The Credit Card Accountability, Responsibility and Disclosure (CARD) Act of 2009 provides better protections for lenders by clarifying the parameters regarding credit card applications and the disclosure of personal data. This legislation puts added pressure and responsibility for banks to procure the correct kind of detailed information from their customers before they hit the approval button.

It also means that your bank can come to you at any point over the life of the account and ask for updated proof of income as part of your annual credit review.

Alternatives to lying on a credit card application

Before you lie on your application, you should consider these other options that are both legal and effective.

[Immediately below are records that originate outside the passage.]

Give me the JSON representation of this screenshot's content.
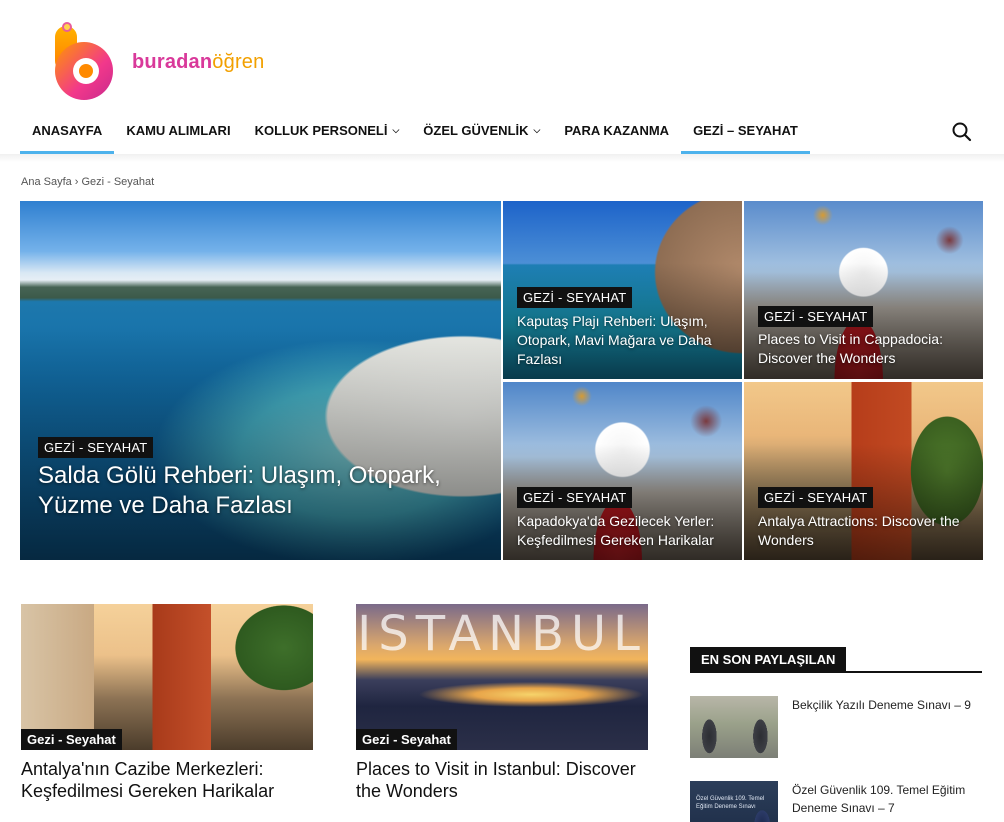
{
  "brand": {
    "logo_part1": "buradan",
    "logo_part2": "öğren"
  },
  "nav": {
    "items": [
      {
        "label": "ANASAYFA",
        "dropdown": false,
        "active": true
      },
      {
        "label": "KAMU ALIMLARI",
        "dropdown": false,
        "active": false
      },
      {
        "label": "KOLLUK PERSONELİ",
        "dropdown": true,
        "active": false
      },
      {
        "label": "ÖZEL GÜVENLİK",
        "dropdown": true,
        "active": false
      },
      {
        "label": "PARA KAZANMA",
        "dropdown": false,
        "active": false
      },
      {
        "label": "GEZİ – SEYAHAT",
        "dropdown": false,
        "active": true
      }
    ],
    "search_icon": "search-icon"
  },
  "breadcrumb": {
    "home": "Ana Sayfa",
    "separator": "›",
    "current": "Gezi - Seyahat"
  },
  "hero": {
    "main": {
      "category": "GEZİ - SEYAHAT",
      "title": "Salda Gölü Rehberi: Ulaşım, Otopark, Yüzme ve Daha Fazlası"
    },
    "tiles": [
      {
        "category": "GEZİ - SEYAHAT",
        "title": "Kaputaş Plajı Rehberi: Ulaşım, Otopark, Mavi Mağara ve Daha Fazlası"
      },
      {
        "category": "GEZİ - SEYAHAT",
        "title": "Places to Visit in Cappadocia: Discover the Wonders"
      },
      {
        "category": "GEZİ - SEYAHAT",
        "title": "Kapadokya'da Gezilecek Yerler: Keşfedilmesi Gereken Harikalar"
      },
      {
        "category": "GEZİ - SEYAHAT",
        "title": "Antalya Attractions: Discover the Wonders"
      }
    ]
  },
  "cards": [
    {
      "category": "Gezi - Seyahat",
      "title": "Antalya'nın Cazibe Merkezleri: Keşfedilmesi Gereken Harikalar"
    },
    {
      "category": "Gezi - Seyahat",
      "title": "Places to Visit in Istanbul: Discover the Wonders",
      "image_text": "ISTANBUL"
    }
  ],
  "sidebar": {
    "heading": "EN SON PAYLAŞILAN",
    "items": [
      {
        "title": "Bekçilik Yazılı Deneme Sınavı – 9"
      },
      {
        "title": "Özel Güvenlik 109. Temel Eğitim Deneme Sınavı – 7",
        "thumb_text": "Özel Güvenlik 109. Temel Eğitim Deneme Sınavı"
      }
    ]
  },
  "colors": {
    "accent": "#4db2ec",
    "badge_bg": "#111111",
    "brand_pink": "#d9399a",
    "brand_orange": "#f2a000"
  }
}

Use a cosigner

Some credit card companies will let you include your spouse’s information on your application. This will increase your total income and could make the difference between an approval or a denial.

Become an authorized user on someone else’s account

You can also choose another trusted party who has a good credit score and doesn’t mind adding you as an authorized user.

Apply for a secured credit card

A secured credit card offers a higher approval rate because it uses collateral to ensure that you don’t bite off more than you can chew. If you apply for a secured credit card, you may owe an initial deposit that doubles as your credit limit. You then use your credit card and make your monthly payments like normal.

Line of credit

Instead of a credit card with a high credit limit, you could instead explore a revolving line of credit. This is a continuous cycle of credit that you can reuse as you pay it off, so you never become buried in debt you can’t repay.

Home equity line of credit (HELOC)

If you own your own home, you could tap into the existing equity to get yourself the credit that you need. A home equity line of credit is similar to a line of credit, but it uses your home as collateral.

The bottom line

It is never okay to lie on a credit card application; you may not get caught, but the consequences could be severe if you are. The reason why credit card companies institute certain limits is so that you don’t take on more debt than you can handle.

Even if you can’t get exactly what you want, there are plenty of ways to improve your credit so you can get the things you need at rates you can afford. Be sure to make all of your credit card and loan payments on time, and try to work on your debt-to-income ratio so your application is more attractive to potential creditors.

If you don’t qualify for the credit card that you want, remember that you still have plenty of options.